|How The Tribune Went Postal
Perhaps one of the most significant accomplishments in the
improvement of governmental services to Queens came in 1998 in the form of a battle of
wits between a little guy named "Mr. Zip" and the Queens Tribune.
In August 1998, the Tribune
completed a nearly year-long crusade to put the names of Queens neighborhoods back on the
envelopes of our correspondence. With the help of Congressman Gary Ackerman and
Assemblyman Mark Weprin, we were able to convince the Postal Service to cease its policy
of clustering all of Queens neighborhoods into either Flushing, Jamaica or Long
This is a victory the proportions of
David over Goliath, the small over City Hall, names over numbers, midgets over digits,
graces over databases.
The problem was caused by a Post Office
database, housed in Memphis, Tennessee and affectionately known as the "City State
File Address Information Systems Product File."
In Queens, all zip codes that begin
113 were labeled "Flushing," as all 114 zip codes were
labeled "Jamaica" and all 111 zip codes "Long Island
In the five-digit disarray that ensued,
Flushing became the size of Boston, and Jamaica the size of St. Louis.
Residents bombarded the Tribune with
dozens of letters addressed to Fresh Meadows, not Flushing and the message
was clear: "A Rosedale by any other name would not smell as sweet."
Angered by the series in the Tribune,
Flushing Postmaster Bill Rogers threatened to pull all advertising from the paper unless
But Mr. Zip did not stop, and with the
support of Congressman Ackerman and Assemblyman Weprin, the Tribune succeeded in
saving the day.

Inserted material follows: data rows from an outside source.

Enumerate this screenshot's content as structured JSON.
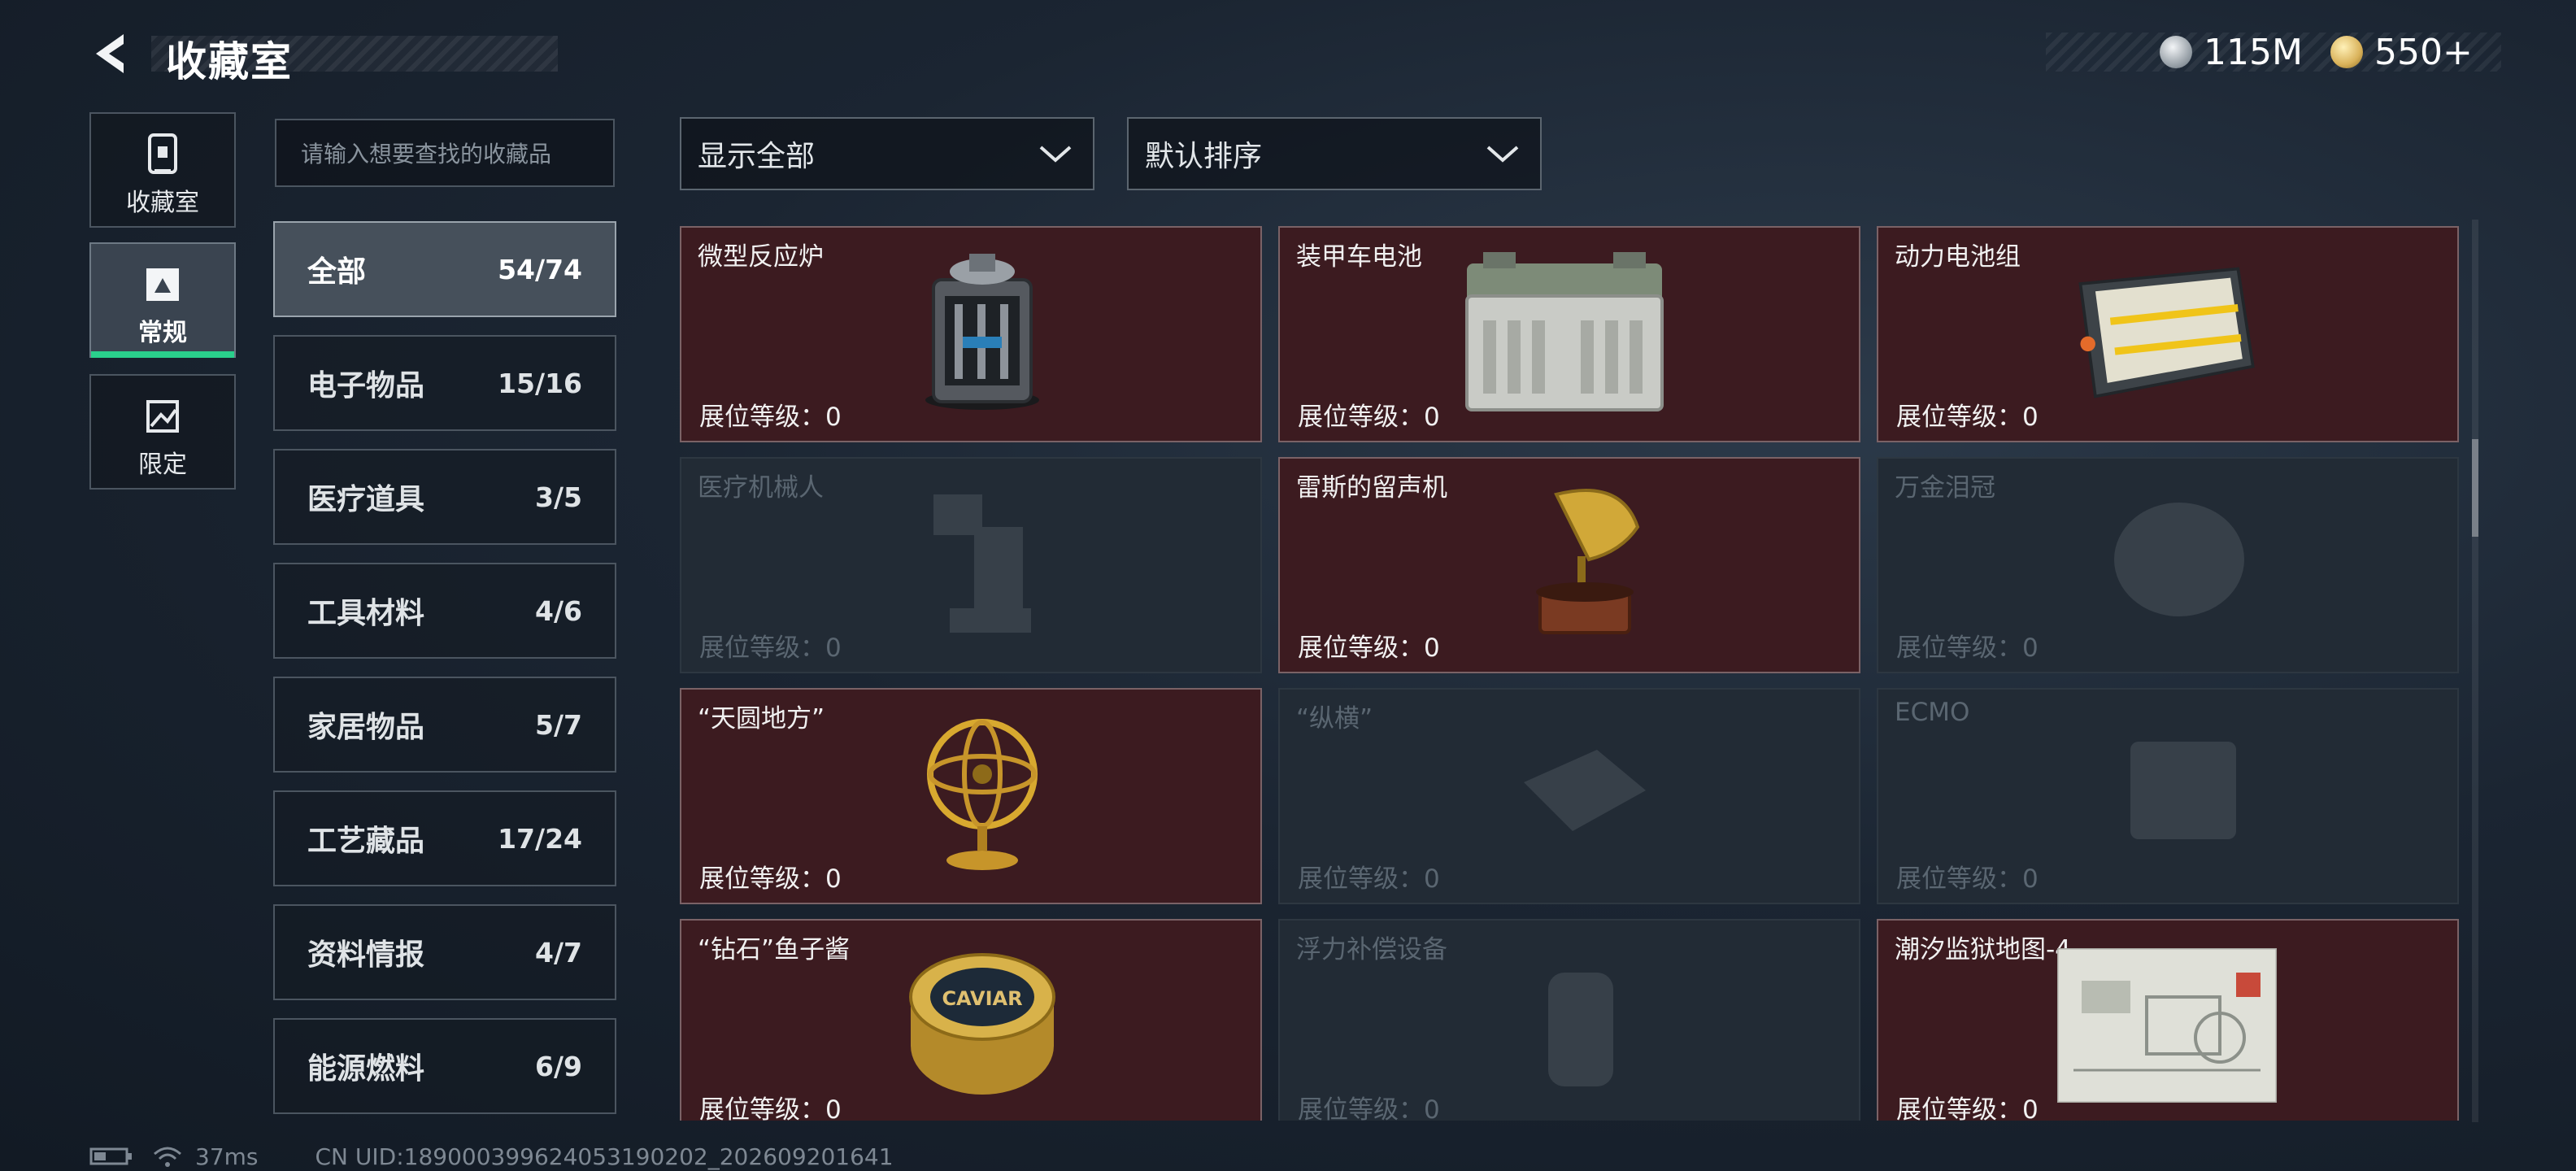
{
  "header": {
    "title": "收藏室",
    "currencies": [
      {
        "icon": "silver-coin-icon",
        "value": "115M",
        "color": "#c9cfd4"
      },
      {
        "icon": "gold-coin-icon",
        "value": "550+",
        "color": "#d9b25a"
      }
    ]
  },
  "rail": [
    {
      "label": "收藏室",
      "icon": "collection-room-icon"
    },
    {
      "label": "常规",
      "icon": "regular-icon",
      "active": true
    },
    {
      "label": "限定",
      "icon": "limited-icon"
    }
  ],
  "search": {
    "placeholder": "请输入想要查找的收藏品"
  },
  "categories": [
    {
      "name": "全部",
      "count": "54/74",
      "active": true
    },
    {
      "name": "电子物品",
      "count": "15/16"
    },
    {
      "name": "医疗道具",
      "count": "3/5"
    },
    {
      "name": "工具材料",
      "count": "4/6"
    },
    {
      "name": "家居物品",
      "count": "5/7"
    },
    {
      "name": "工艺藏品",
      "count": "17/24"
    },
    {
      "name": "资料情报",
      "count": "4/7"
    },
    {
      "name": "能源燃料",
      "count": "6/9"
    }
  ],
  "filters": {
    "show": "显示全部",
    "sort": "默认排序"
  },
  "items": [
    {
      "name": "微型反应炉",
      "level": "展位等级：0",
      "owned": true
    },
    {
      "name": "装甲车电池",
      "level": "展位等级：0",
      "owned": true
    },
    {
      "name": "动力电池组",
      "level": "展位等级：0",
      "owned": true
    },
    {
      "name": "医疗机械人",
      "level": "展位等级：0",
      "owned": false
    },
    {
      "name": "雷斯的留声机",
      "level": "展位等级：0",
      "owned": true
    },
    {
      "name": "万金泪冠",
      "level": "展位等级：0",
      "owned": false
    },
    {
      "name": "“天圆地方”",
      "level": "展位等级：0",
      "owned": true
    },
    {
      "name": "“纵横”",
      "level": "展位等级：0",
      "owned": false
    },
    {
      "name": "ECMO",
      "level": "展位等级：0",
      "owned": false
    },
    {
      "name": "“钻石”鱼子酱",
      "level": "展位等级：0",
      "owned": true,
      "label": "CAVIAR"
    },
    {
      "name": "浮力补偿设备",
      "level": "展位等级：0",
      "owned": false
    },
    {
      "name": "潮汐监狱地图-4",
      "level": "展位等级：0",
      "owned": true
    }
  ],
  "status": {
    "ping": "37ms",
    "uid": "CN UID:189000399624053190202_202609201641"
  }
}
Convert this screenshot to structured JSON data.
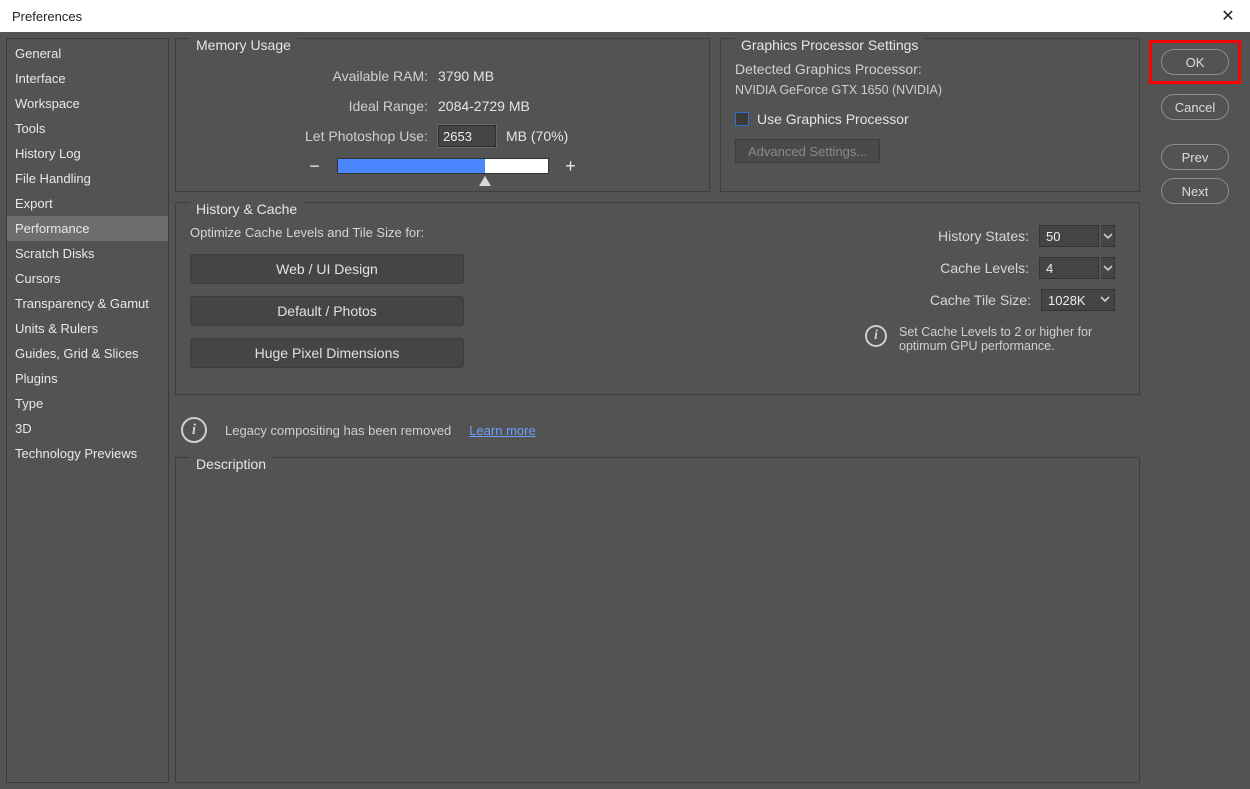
{
  "window": {
    "title": "Preferences"
  },
  "sidebar": {
    "items": [
      {
        "label": "General"
      },
      {
        "label": "Interface"
      },
      {
        "label": "Workspace"
      },
      {
        "label": "Tools"
      },
      {
        "label": "History Log"
      },
      {
        "label": "File Handling"
      },
      {
        "label": "Export"
      },
      {
        "label": "Performance"
      },
      {
        "label": "Scratch Disks"
      },
      {
        "label": "Cursors"
      },
      {
        "label": "Transparency & Gamut"
      },
      {
        "label": "Units & Rulers"
      },
      {
        "label": "Guides, Grid & Slices"
      },
      {
        "label": "Plugins"
      },
      {
        "label": "Type"
      },
      {
        "label": "3D"
      },
      {
        "label": "Technology Previews"
      }
    ],
    "active_index": 7
  },
  "buttons": {
    "ok": "OK",
    "cancel": "Cancel",
    "prev": "Prev",
    "next": "Next"
  },
  "memory": {
    "title": "Memory Usage",
    "available_label": "Available RAM:",
    "available_value": "3790 MB",
    "ideal_label": "Ideal Range:",
    "ideal_value": "2084-2729 MB",
    "use_label": "Let Photoshop Use:",
    "use_value": "2653",
    "use_suffix": "MB (70%)",
    "minus": "−",
    "plus": "+",
    "slider_percent": 70
  },
  "gpu": {
    "title": "Graphics Processor Settings",
    "detected_label": "Detected Graphics Processor:",
    "detected_value": "NVIDIA GeForce GTX 1650 (NVIDIA)",
    "use_gpu_label": "Use Graphics Processor",
    "use_gpu_checked": false,
    "advanced_label": "Advanced Settings..."
  },
  "history_cache": {
    "title": "History & Cache",
    "optimize_label": "Optimize Cache Levels and Tile Size for:",
    "btn_web": "Web / UI Design",
    "btn_default": "Default / Photos",
    "btn_huge": "Huge Pixel Dimensions",
    "history_states_label": "History States:",
    "history_states_value": "50",
    "cache_levels_label": "Cache Levels:",
    "cache_levels_value": "4",
    "cache_tile_label": "Cache Tile Size:",
    "cache_tile_value": "1028K",
    "info_text": "Set Cache Levels to 2 or higher for optimum GPU performance."
  },
  "legacy": {
    "text": "Legacy compositing has been removed",
    "link": "Learn more"
  },
  "description": {
    "title": "Description"
  }
}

Attack Of The 50-Foot L.I.C. Woman
The young woman peered down from a huge
sign atop the Mojud Building (at 33rd Street and 37th Avenue) in Long Island City for more
than a dozen years.
One leg outstretched, the woman appeared to
be slipping into a stocking made by Mojud (a major hosiery manufacturer).
Then came the rains. It was during the
1960s when a major storm whipped through the area sending the woman tumbling to the street
A local teenager happened to be walking on
the street below when the wind sent the woman sailing. The 14-year old was struck in the
head by part of the woman.
He was injured though not critically
(hard head). He recovered, his family sued, and he won.
Mojud closed up shop in the early 70s
and moved their mill to New Jersey.